## WORK REQUIRED
Copy out each line of the data that contains "JSON".

## THE RECORDS
=======

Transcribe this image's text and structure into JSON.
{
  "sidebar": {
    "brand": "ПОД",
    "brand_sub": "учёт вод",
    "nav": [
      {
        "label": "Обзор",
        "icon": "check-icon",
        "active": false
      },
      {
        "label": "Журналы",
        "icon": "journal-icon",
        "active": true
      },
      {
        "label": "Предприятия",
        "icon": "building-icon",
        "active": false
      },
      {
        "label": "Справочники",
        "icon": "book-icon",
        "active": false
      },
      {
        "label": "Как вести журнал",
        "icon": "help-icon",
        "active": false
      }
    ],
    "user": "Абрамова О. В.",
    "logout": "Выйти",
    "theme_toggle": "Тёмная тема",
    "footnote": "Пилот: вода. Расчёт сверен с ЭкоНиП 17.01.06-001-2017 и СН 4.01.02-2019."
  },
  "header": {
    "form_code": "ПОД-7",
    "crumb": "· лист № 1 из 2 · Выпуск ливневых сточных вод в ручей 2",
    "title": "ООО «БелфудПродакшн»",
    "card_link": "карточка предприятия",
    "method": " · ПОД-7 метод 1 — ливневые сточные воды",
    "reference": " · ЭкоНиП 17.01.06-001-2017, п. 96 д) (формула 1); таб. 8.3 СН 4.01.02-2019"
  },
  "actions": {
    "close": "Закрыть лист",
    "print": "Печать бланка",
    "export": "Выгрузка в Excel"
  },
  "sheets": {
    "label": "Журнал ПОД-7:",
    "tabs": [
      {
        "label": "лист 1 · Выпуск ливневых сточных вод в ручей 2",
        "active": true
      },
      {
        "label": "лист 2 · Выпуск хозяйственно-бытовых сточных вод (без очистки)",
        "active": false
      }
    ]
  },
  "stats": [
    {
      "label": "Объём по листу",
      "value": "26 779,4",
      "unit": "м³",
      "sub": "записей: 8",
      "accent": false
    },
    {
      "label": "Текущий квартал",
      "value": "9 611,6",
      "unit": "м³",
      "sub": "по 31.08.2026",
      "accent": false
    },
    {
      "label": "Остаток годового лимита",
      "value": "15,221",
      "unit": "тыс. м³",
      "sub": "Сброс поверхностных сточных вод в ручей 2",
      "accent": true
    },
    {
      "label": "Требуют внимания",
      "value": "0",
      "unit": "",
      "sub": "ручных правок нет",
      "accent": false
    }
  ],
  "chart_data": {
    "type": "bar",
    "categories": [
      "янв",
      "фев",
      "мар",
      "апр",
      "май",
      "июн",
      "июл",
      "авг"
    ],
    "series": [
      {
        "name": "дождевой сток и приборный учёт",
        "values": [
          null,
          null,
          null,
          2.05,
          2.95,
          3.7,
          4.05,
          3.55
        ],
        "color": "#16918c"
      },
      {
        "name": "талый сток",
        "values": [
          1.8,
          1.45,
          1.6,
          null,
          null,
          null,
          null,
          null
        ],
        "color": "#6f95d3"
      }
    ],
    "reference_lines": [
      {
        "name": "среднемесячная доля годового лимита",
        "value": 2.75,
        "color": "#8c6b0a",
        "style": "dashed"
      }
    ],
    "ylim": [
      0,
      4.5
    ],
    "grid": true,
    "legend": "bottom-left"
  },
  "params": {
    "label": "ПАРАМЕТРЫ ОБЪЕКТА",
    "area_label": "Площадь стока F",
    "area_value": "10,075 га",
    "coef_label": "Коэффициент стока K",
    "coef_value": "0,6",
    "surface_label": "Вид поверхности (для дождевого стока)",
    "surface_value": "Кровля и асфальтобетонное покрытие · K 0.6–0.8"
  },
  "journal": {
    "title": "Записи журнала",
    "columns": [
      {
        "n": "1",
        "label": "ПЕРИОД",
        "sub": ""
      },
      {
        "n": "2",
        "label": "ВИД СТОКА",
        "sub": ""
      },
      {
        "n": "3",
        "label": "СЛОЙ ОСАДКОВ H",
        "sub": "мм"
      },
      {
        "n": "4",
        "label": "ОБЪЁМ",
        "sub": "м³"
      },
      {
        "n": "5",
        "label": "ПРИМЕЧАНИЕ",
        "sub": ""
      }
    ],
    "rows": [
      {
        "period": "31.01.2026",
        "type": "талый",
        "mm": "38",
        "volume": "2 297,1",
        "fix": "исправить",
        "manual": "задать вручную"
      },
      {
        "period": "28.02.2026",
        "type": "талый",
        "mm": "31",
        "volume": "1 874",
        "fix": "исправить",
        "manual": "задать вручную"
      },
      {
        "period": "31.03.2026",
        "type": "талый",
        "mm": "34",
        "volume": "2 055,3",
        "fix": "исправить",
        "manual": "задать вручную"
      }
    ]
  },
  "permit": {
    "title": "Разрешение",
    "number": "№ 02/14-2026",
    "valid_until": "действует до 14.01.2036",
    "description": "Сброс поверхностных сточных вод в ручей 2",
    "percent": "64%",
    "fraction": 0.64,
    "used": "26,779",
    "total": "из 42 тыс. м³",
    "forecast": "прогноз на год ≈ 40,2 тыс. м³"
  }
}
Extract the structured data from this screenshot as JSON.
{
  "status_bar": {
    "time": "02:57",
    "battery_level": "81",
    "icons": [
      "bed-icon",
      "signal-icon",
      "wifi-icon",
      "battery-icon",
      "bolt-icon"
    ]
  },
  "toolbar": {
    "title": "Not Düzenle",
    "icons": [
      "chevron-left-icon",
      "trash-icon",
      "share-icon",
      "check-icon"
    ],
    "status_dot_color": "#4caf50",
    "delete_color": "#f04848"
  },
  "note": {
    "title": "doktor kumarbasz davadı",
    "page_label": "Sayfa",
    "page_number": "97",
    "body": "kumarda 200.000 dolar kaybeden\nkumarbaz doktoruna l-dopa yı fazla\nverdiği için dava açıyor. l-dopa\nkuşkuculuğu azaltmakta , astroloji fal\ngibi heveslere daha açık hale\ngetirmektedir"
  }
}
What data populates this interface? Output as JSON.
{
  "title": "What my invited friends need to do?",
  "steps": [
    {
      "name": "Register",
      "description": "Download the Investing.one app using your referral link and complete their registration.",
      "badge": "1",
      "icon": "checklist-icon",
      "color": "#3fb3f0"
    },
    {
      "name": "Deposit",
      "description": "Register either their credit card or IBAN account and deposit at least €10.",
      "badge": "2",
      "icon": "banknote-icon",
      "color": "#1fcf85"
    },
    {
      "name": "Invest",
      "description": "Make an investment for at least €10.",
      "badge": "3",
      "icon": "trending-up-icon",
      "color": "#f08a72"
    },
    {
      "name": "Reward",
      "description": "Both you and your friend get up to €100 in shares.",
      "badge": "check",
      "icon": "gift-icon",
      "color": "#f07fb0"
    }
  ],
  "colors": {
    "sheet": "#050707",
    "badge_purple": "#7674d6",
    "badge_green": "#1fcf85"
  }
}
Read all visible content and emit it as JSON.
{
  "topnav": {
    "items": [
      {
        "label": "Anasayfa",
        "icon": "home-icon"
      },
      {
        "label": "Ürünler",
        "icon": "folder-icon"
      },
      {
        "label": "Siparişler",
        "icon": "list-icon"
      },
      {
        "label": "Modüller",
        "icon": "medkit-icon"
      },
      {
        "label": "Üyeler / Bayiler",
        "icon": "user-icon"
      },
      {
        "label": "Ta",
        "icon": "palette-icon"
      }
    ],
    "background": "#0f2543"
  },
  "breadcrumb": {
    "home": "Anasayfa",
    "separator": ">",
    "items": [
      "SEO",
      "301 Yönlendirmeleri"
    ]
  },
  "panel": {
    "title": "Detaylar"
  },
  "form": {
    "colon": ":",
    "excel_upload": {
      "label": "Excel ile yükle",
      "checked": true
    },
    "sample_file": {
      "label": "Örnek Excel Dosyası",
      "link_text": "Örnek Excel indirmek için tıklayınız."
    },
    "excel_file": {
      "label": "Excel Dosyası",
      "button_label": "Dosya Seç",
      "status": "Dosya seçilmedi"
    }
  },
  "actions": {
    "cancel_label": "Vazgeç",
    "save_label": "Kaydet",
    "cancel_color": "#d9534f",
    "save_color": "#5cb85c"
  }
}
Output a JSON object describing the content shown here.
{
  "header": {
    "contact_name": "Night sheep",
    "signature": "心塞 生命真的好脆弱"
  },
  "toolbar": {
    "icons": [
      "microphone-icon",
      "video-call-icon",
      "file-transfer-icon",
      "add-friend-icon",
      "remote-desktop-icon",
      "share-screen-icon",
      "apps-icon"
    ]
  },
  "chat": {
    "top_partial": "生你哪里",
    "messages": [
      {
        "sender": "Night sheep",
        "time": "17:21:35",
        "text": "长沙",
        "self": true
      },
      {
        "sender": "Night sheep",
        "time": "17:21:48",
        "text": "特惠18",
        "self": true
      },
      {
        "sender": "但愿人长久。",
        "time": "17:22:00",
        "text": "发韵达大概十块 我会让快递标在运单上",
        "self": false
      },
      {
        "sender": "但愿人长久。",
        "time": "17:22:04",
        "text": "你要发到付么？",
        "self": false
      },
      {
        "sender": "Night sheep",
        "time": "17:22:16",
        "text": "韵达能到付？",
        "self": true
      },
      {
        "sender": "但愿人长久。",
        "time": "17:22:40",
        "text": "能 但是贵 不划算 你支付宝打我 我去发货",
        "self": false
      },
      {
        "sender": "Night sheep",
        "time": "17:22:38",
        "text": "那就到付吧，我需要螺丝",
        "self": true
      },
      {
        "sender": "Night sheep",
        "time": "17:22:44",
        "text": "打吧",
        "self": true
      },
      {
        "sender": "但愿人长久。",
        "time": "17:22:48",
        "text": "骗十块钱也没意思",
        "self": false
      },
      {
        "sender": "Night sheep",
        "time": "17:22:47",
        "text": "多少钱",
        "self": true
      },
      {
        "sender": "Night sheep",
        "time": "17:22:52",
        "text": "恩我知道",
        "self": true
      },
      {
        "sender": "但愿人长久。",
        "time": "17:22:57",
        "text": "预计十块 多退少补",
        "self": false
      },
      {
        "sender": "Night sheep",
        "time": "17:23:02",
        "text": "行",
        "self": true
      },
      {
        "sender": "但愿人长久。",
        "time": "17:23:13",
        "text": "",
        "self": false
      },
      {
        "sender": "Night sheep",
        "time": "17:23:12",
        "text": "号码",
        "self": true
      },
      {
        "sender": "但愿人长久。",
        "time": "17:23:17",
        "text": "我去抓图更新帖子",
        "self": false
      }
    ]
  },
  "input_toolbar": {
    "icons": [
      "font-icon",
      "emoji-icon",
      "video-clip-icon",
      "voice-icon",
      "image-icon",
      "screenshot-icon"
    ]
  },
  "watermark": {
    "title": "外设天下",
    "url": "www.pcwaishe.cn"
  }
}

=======

## SOLUTION TO THIS EXERCISE
Transcribe this image's text and structure into JSON.
Extract the structured data from this screenshot as JSON.
What data populates this interface? Output as JSON.
Read all visible content and emit it as JSON.
Output a JSON object describing the content shown here.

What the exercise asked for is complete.